Extraordinary care with a heart.
Jessica L. Randalls, PA
Primary Care

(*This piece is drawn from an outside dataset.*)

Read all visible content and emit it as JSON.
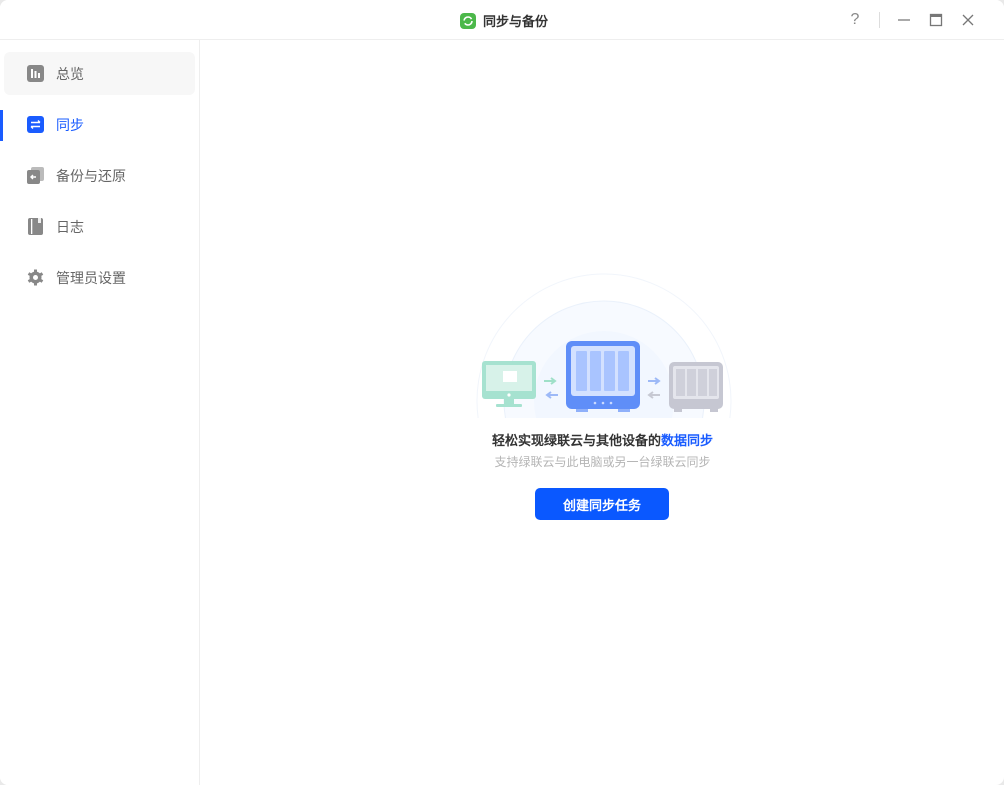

“I enjoy getting to know my patients and it is important to me that they feel heard, understood and involved in their healthcare.”